Capable audio. The 20-watt mono speaker delivers good enough audio quality to be useful plus enough volume to fill a mid-size room. If you need better quality, stereo, or still more volume, you can plug an external audio system into the audio output.
Bright image with wide brightness range. The M402X came in at a solid 91 percent of its 4000-lumen rating in my tests, at 3626 lumens in with its brightest predefined setting and with Eco mode set to Off. As a point of reference, following SMPTE (Society of Motion Picture and Television Engineers) recommendations, that's bright enough for a 260" diagonal image with a 1.0 gain screen in theater dark lighting. It's also easily bright enough for the 98" image I used for most of my tests to stand up to moderate ambient light.
For smaller screen sizes or lower light levels, you can switch to one of the Eco modes, choose any of six other predefined modes, or both. Normal mode dropped the brightness by about 20%, to 2868 lumens with the brightest predefined setting. Eco mode dropped it by about 55%, to 1990 lumens. With Eco mode off, the six other predefined settings came in at 972 to 2602 lumens.
Keep in mind too that as with most DLP projectors, the actual brightness is more complicated than with LCD models, because the color brightness is lower than the white brightness.
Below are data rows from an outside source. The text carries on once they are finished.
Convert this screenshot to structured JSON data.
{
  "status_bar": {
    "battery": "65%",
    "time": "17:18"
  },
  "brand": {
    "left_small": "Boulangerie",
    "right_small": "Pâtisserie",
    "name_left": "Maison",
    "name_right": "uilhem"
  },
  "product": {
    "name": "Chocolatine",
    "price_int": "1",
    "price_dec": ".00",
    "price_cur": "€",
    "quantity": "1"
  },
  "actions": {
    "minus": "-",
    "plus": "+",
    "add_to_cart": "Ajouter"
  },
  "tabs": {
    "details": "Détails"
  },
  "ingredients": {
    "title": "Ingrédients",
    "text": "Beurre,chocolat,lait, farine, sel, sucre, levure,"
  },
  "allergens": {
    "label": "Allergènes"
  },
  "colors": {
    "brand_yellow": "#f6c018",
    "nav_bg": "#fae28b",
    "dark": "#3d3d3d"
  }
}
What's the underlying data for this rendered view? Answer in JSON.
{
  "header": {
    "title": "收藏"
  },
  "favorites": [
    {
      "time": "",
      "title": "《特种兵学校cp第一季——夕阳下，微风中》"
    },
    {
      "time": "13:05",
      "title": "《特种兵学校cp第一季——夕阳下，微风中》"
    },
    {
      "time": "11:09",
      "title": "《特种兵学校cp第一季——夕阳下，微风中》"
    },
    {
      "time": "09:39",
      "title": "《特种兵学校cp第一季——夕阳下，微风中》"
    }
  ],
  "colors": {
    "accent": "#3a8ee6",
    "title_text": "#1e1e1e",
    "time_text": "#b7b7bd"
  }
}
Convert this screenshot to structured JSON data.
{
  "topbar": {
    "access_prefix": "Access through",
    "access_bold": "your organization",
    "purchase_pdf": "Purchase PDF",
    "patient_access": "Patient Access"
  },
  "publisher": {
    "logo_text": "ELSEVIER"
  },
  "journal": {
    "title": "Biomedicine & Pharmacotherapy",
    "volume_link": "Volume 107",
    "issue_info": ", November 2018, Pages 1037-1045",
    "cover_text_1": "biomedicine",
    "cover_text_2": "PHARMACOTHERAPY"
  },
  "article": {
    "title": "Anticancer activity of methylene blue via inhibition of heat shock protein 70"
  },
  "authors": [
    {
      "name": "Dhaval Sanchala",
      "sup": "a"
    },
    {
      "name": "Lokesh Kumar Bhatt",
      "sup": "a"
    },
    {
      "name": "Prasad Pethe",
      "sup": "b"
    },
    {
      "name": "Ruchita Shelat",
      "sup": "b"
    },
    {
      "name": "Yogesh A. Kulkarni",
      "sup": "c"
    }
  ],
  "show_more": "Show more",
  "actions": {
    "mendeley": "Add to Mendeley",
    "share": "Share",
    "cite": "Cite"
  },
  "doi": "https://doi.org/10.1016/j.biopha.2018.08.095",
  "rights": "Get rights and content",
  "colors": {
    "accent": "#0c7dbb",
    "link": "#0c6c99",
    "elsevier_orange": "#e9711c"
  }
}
This can make color images less bright than you would expect from just knowing the white brightness, and can also affect color quality. As is typical, the difference between the two for the M402X is most significant for the brightest predefined mode, which explains why red looks a little dark in that mode.
Good, but not great, brightness uniformity. Brightness uniformity across the screen came in at 71%. That's low enough so I could see the difference between the brightest and darkest areas on a solid white or color screen. However the change was gradual enough across the screen to make it almost impossible to see a difference with the screen broken up by text or graphics.
3D. For most people, 3D isn't much of a factor for a 1024x768 data projector. To the extent that it matters, however, note that the M402X can work with a video source like a Blu-ray player or game console to show 3D images over an HDMI connection. Unlike most recent projectors, however, the M402X doesn't automatically switch to 3D mode. You have to turn it on each time and then turn it off again manually to regain control over some settings on the menu. This can quickly get tiresome, with more than ten button presses needed for turning it on and off each time.
No MHL support. Although you can show images from an MHL-enabled phone or tablet using one of the M402X's HDMI ports, the projector itself lacks MHL support. That means you need a special cable that can connect to a power source as well as the mobile device and the projector.
The NP-M402X is the wrong choice if you need to show much video. However, it also offers a lot to like otherwise, starting with its near-excellent data image quality. Beyond that, it's easily bright enough, and the sound system is loud enough, for a mid-size room; the 1.7x zoom lens helps makes setup easy; and it offers lots of flexibility for image sources from PC-free presentations with a USB memory key to sending presentations over a network. If 1024x768 is the resolution you need, the NP-M402X offers more than enough to be worth considering.
For more detailed specifications and connections, check out our NEC NP-M402X projector page.